Task directions: Report, as a bare number, how many lines of the entries below contain "icon".

Extracted records:

▬▬▬▬▬▬

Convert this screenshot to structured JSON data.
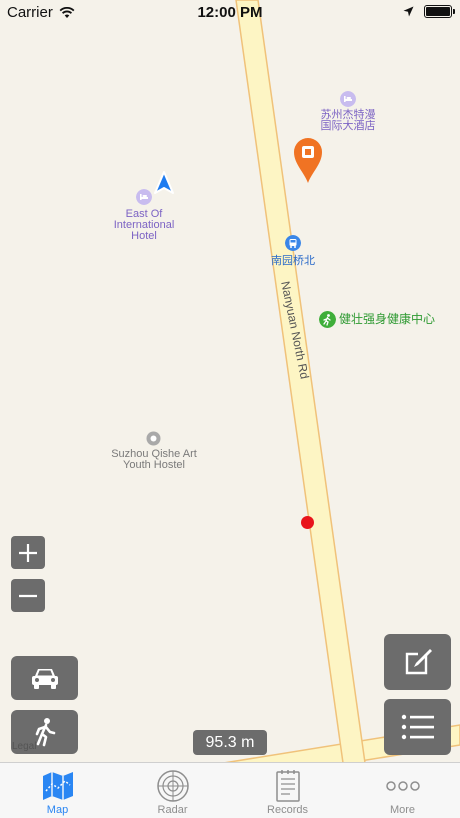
{
  "status_bar": {
    "carrier": "Carrier",
    "time": "12:00 PM"
  },
  "map": {
    "road_name": "Nanyuan North Rd",
    "pois": [
      {
        "id": "suzhou-hotel",
        "label_line1": "苏州杰特漫",
        "label_line2": "国际大酒店",
        "category": "hotel"
      },
      {
        "id": "east-of-international",
        "label_line1": "East Of",
        "label_line2": "International",
        "label_line3": "Hotel",
        "category": "hotel"
      },
      {
        "id": "bus-stop",
        "label_line1": "南园桥北",
        "category": "bus-stop"
      },
      {
        "id": "fitness-center",
        "label_line1": "健壮强身健康中心",
        "category": "fitness"
      },
      {
        "id": "youth-hostel",
        "label_line1": "Suzhou Qishe Art",
        "label_line2": "Youth Hostel",
        "category": "hostel"
      }
    ],
    "legal": "Legal",
    "scale": "95.3 m",
    "colors": {
      "background": "#f5f2ea",
      "road_fill": "#fdf5c4",
      "road_edge": "#f0c27a",
      "pin": "#f07323",
      "track_point": "#e8141c",
      "location_arrow": "#1c7bf0"
    }
  },
  "controls": {
    "zoom_in": "zoom-in",
    "zoom_out": "zoom-out",
    "drive_mode": "car-icon",
    "walk_mode": "walk-icon",
    "edit": "edit-icon",
    "list": "list-icon"
  },
  "tabs": [
    {
      "label": "Map",
      "icon": "map-icon",
      "active": true
    },
    {
      "label": "Radar",
      "icon": "radar-icon",
      "active": false
    },
    {
      "label": "Records",
      "icon": "records-icon",
      "active": false
    },
    {
      "label": "More",
      "icon": "more-icon",
      "active": false
    }
  ]
}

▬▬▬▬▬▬

Exercise result: 8